26 Fukuoka schoolgirls fall ill; panic attack suspected

Kyodo, Staff Report

Twenty-six students at a girls high school in Fukuoka Prefecture became sick Monday in an apparent panic attack, prompting the school to close for the day.

It was not immediately clear what caused the students to fall ill.

According to Yanagawa High School, a private school in the city of Yanagawa, a first-year student suddenly shrieked in the middle of a class and fell down at about 10 a.m.

Two other students in the class fell into a similar state soon afterward, followed by students from other classes who came to check on the incident. Some of the students turned pale, though the exact cause of their sickness was not known.

The school let the 26 students go home and canceled all classes later in the day. It remained closed on Tuesday as well, an official said.

“We don’t know why such an incident happened, but we need to take good care of the students. I’ll talk to them more to find out what happened,” said Vice Principal Shigemitsu Mori.

Twitter and other social media were abuzz with unfounded rumors of the students “becoming possessed with evil spirits,” the Nishinippon Shimbun reported Tuesday.

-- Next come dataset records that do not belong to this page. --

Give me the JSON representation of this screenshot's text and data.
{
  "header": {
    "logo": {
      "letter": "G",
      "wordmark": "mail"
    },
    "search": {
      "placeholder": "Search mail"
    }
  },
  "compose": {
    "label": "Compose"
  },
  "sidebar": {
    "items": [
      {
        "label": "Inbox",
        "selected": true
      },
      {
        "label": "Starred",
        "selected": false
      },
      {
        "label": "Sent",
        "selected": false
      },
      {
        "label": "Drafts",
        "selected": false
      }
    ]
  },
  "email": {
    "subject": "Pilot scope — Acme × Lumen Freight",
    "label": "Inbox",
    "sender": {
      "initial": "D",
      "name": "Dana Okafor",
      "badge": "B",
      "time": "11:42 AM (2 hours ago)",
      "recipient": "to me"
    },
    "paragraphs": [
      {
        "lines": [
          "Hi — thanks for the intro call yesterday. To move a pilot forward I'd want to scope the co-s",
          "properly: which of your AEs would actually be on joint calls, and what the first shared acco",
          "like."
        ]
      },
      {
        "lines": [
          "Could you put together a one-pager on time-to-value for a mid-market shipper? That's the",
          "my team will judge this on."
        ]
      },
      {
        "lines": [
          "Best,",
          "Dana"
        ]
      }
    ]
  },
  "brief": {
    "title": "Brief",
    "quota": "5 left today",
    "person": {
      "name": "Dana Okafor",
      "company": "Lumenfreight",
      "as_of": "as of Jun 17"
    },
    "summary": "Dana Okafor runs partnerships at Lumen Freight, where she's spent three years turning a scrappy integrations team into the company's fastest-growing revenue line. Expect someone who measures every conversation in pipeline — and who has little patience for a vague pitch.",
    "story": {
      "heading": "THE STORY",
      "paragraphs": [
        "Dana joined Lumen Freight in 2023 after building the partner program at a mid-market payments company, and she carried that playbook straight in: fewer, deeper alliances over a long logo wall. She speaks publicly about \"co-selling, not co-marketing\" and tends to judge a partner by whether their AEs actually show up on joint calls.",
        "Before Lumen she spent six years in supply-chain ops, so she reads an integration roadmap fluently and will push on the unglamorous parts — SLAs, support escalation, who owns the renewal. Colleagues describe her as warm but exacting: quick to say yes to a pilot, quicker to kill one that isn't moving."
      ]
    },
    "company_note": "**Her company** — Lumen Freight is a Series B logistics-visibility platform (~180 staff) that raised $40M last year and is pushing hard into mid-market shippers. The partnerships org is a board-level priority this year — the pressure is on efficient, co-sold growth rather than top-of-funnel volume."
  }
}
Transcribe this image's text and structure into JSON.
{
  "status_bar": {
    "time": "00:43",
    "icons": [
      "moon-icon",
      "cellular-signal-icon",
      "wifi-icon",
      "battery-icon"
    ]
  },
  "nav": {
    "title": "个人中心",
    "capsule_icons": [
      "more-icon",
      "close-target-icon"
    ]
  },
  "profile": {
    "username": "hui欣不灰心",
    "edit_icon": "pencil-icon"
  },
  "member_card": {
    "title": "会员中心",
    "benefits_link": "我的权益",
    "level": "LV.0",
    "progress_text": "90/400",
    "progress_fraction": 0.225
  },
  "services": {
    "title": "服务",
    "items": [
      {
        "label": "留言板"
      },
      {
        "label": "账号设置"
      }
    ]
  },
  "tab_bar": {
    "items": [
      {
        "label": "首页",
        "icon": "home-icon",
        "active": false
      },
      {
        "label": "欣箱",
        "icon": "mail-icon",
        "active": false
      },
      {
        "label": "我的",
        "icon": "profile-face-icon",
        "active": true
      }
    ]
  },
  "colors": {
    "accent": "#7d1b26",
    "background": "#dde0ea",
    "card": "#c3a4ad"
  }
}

The students got well soon afterward, according to the paper.

Psychiatrist Rika Kayama said students in adolescence can feel excessive tension and anxiety, which are highly contagious, and added that the group panic attack might have been triggered by occultism.

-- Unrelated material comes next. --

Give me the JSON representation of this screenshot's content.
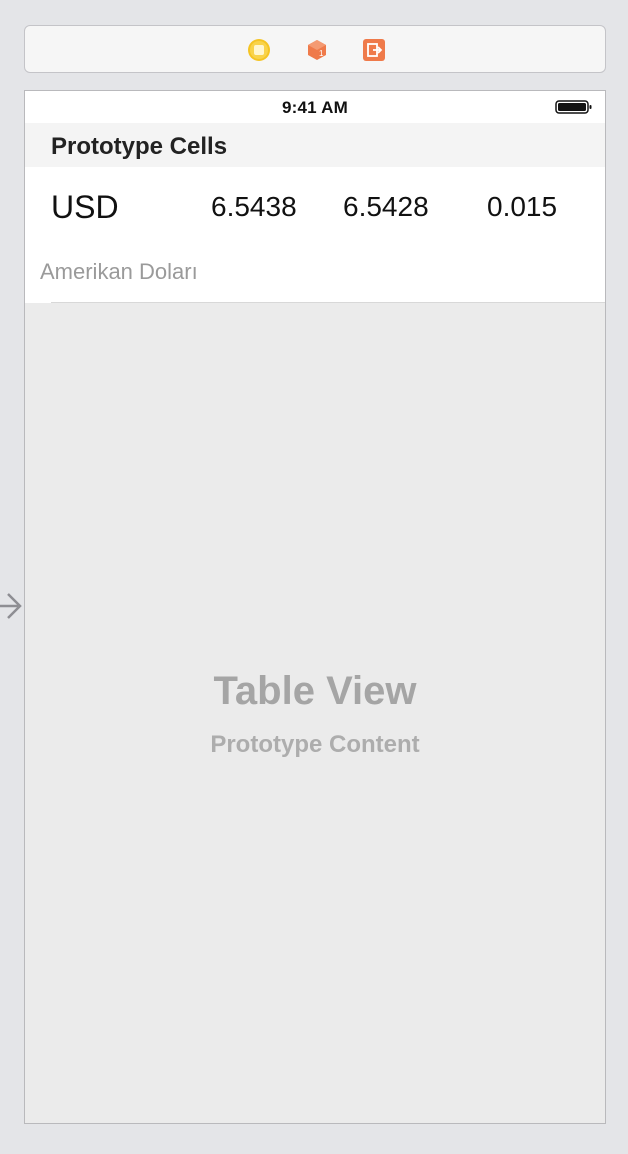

“The only thing you can do (to avoid the recurrence of such incidents) is to distance yourself from people and topics that triggered such incidents. Rumors spread quickly in today’s society, through Twitter and other means, raising the possibility of panic attacks,” Kayama said.

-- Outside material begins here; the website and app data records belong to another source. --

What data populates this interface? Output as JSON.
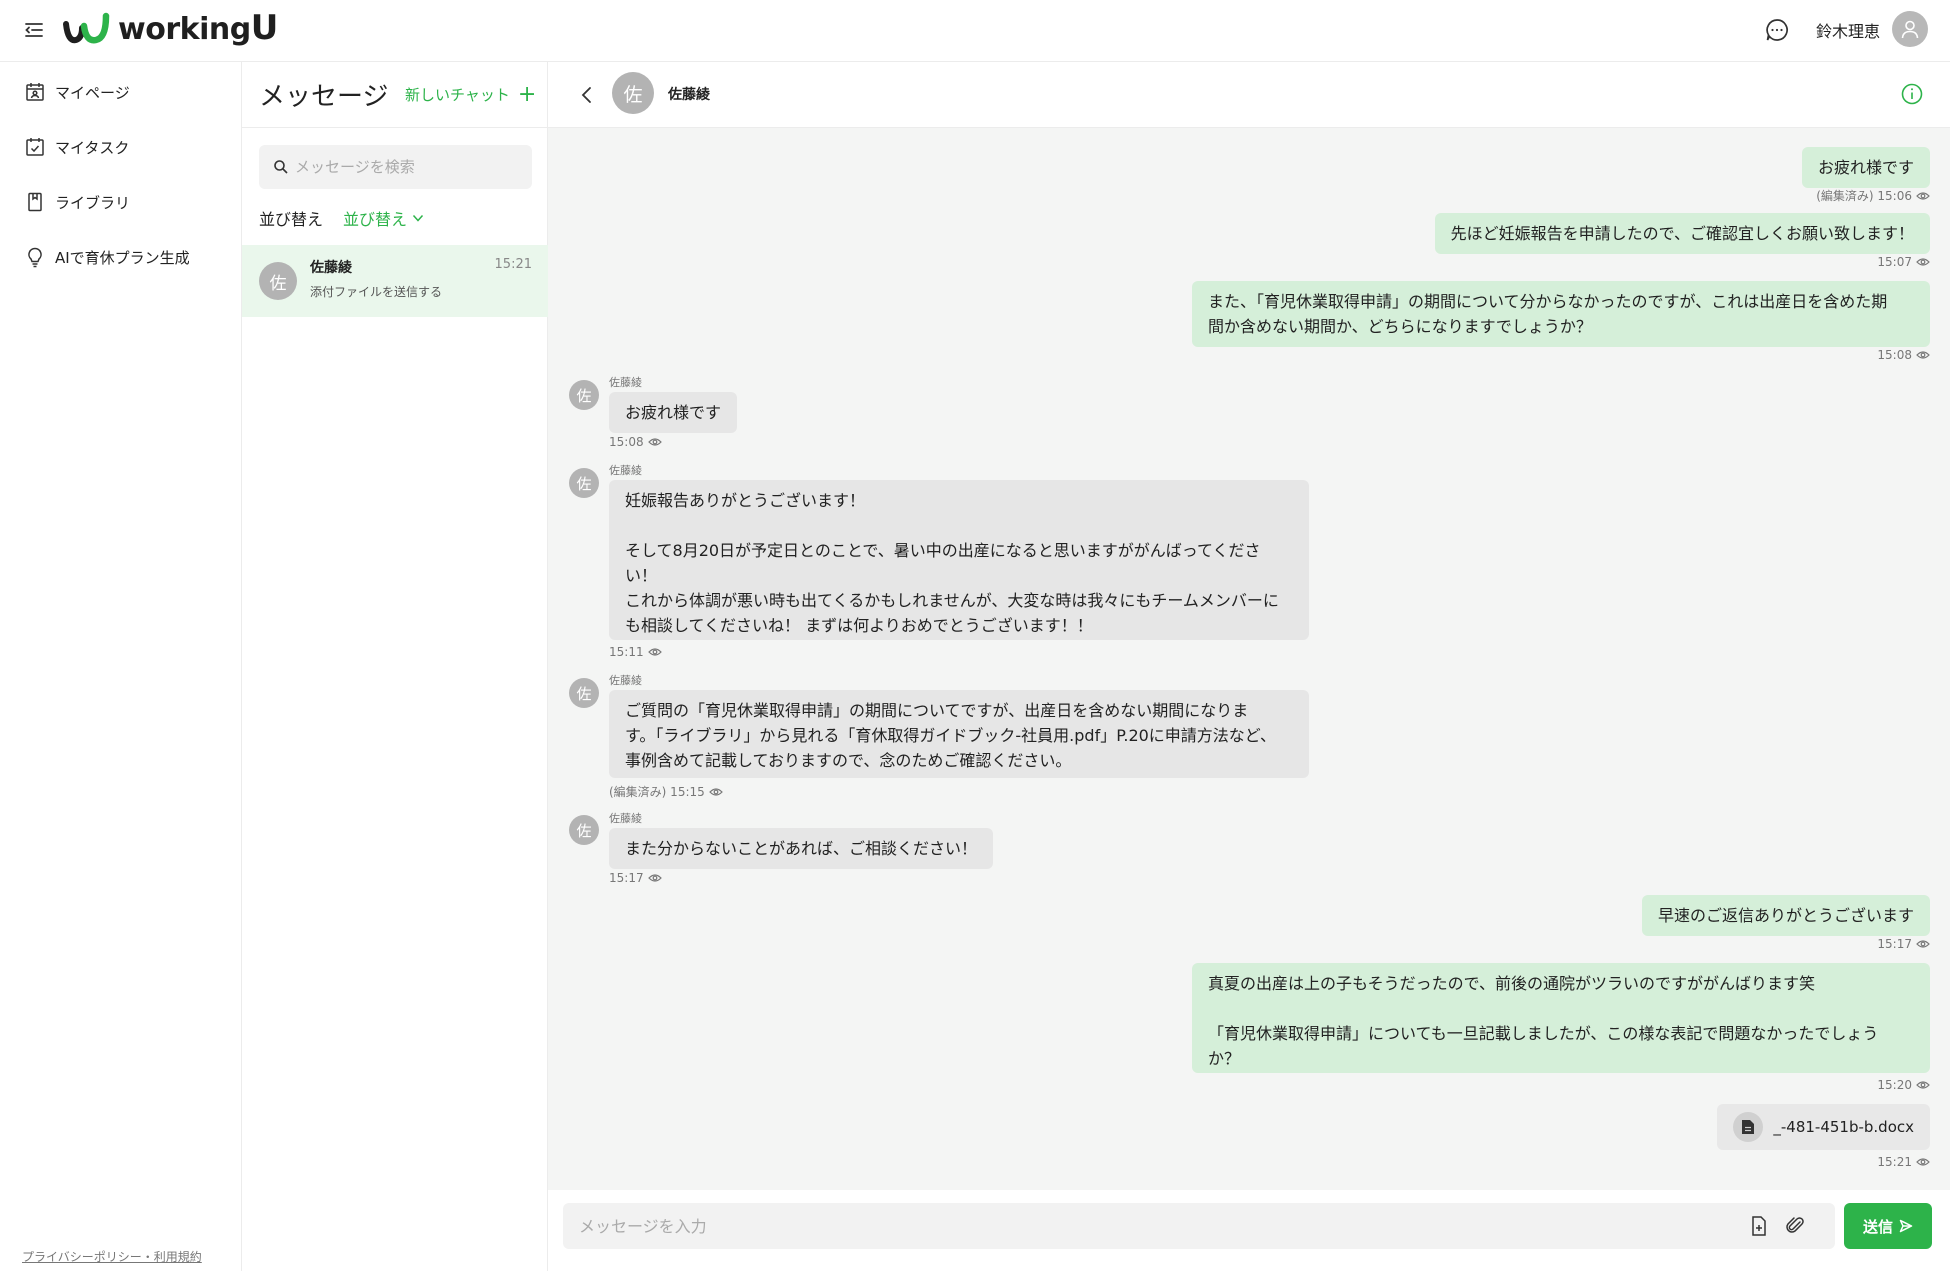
{
  "app": {
    "logo_text": "working",
    "logo_u": "U",
    "user_name": "鈴木理恵",
    "accent_color": "#2db34a"
  },
  "sidebar": {
    "items": [
      {
        "label": "マイページ",
        "icon": "calendar-user-icon"
      },
      {
        "label": "マイタスク",
        "icon": "calendar-check-icon"
      },
      {
        "label": "ライブラリ",
        "icon": "book-icon"
      },
      {
        "label": "AIで育休プラン生成",
        "icon": "lightbulb-icon"
      }
    ],
    "footer": "プライバシーポリシー・利用規約"
  },
  "list": {
    "title": "メッセージ",
    "new_chat": "新しいチャット",
    "search_placeholder": "メッセージを検索",
    "sort_label": "並び替え",
    "sort_value": "並び替え",
    "conversations": [
      {
        "avatar": "佐",
        "name": "佐藤綾",
        "time": "15:21",
        "preview": "添付ファイルを送信する"
      }
    ]
  },
  "chat": {
    "partner_name": "佐藤綾",
    "partner_avatar": "佐",
    "messages": [
      {
        "text": "お疲れ様です",
        "meta": "(編集済み) 15:06"
      },
      {
        "text": "先ほど妊娠報告を申請したので、ご確認宜しくお願い致します！",
        "meta": "15:07"
      },
      {
        "text": "また、「育児休業取得申請」の期間について分からなかったのですが、これは出産日を含めた期\n間か含めない期間か、どちらになりますでしょうか？",
        "meta": "15:08"
      },
      {
        "sender": "佐藤綾",
        "text": "お疲れ様です",
        "meta": "15:08"
      },
      {
        "sender": "佐藤綾",
        "text": "妊娠報告ありがとうございます！\n\nそして8月20日が予定日とのことで、暑い中の出産になると思いますががんばってくださ\nい！\nこれから体調が悪い時も出てくるかもしれませんが、大変な時は我々にもチームメンバーに\nも相談してくださいね！ まずは何よりおめでとうございます！！",
        "meta": "15:11"
      },
      {
        "sender": "佐藤綾",
        "text": "ご質問の「育児休業取得申請」の期間についてですが、出産日を含めない期間になりま\nす。「ライブラリ」から見れる「育休取得ガイドブック-社員用.pdf」P.20に申請方法など、\n事例含めて記載しておりますので、念のためご確認ください。",
        "meta": "(編集済み) 15:15"
      },
      {
        "sender": "佐藤綾",
        "text": "また分からないことがあれば、ご相談ください！",
        "meta": "15:17"
      },
      {
        "text": "早速のご返信ありがとうございます",
        "meta": "15:17"
      },
      {
        "text": "真夏の出産は上の子もそうだったので、前後の通院がツラいのですががんばります笑\n\n「育児休業取得申請」についても一旦記載しましたが、この様な表記で問題なかったでしょう\nか？",
        "meta": "15:20"
      },
      {
        "file": "_-481-451b-b.docx",
        "meta": "15:21"
      }
    ],
    "composer_placeholder": "メッセージを入力",
    "send_label": "送信"
  }
}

  • The root of mass hysteria is the arousal of the human capacity for dissociation. People of different beliefs and fears are of different levels of susceptibility to disassociation. Psychiatrist Rika Kayama warns us, “The only thing you can do (to avoid the recurrence of such incidents) is to distance yourself from people and topics that triggered such incidents. ”

    And yet, often the trigger to dissociation and then a panic attack is an intense anxiety about the state of one’s own life. Evasion will do no good in that situation, doctor. You can’t expect that to change without self-motivated action.

    If the anxiety is based on “what others will think” when some situation has arisen or some rumor has been spread, then one has no direct control over the thoughts of others and one’s inner-state tends to destabilize. People who feel and exercise less control over their own life are more likely to experience dissociation, and once that has been affected, what is now called “conversion disorder” (although I do not consider it a “disorder” in the sense of something that simply “happens” to you) can take hold. People like that are then more vulnerable to mass hysteria.

    The remedy is to challenge the underlying premise: that one has, ultimately, chosen to elevate the minds and judgement of others over one’s own independent judgement. In other words, one’s attempt to grasp the group’s barometer, or the other person’s judgment, and conform to it. While we can excuse children for this behavior, we have to wonder about what leads them to be this way; of what their conditions are and what social rules they live under that precipitant this vulnerable self-image.

    None of this is to say that people who are more self-defined and reality-oriented, rather than other-oriented, are immune to dissociation. Everyone has their compartmentalized fears, and those weaknesses can come out as dissociation, given a trigger in the right stressful situation. But it is to say that the more self-actualized and reality-oriented one is, the less one is prone to hysteria.

  • qwerty

    just another little warning of how nutty THE GROUP is here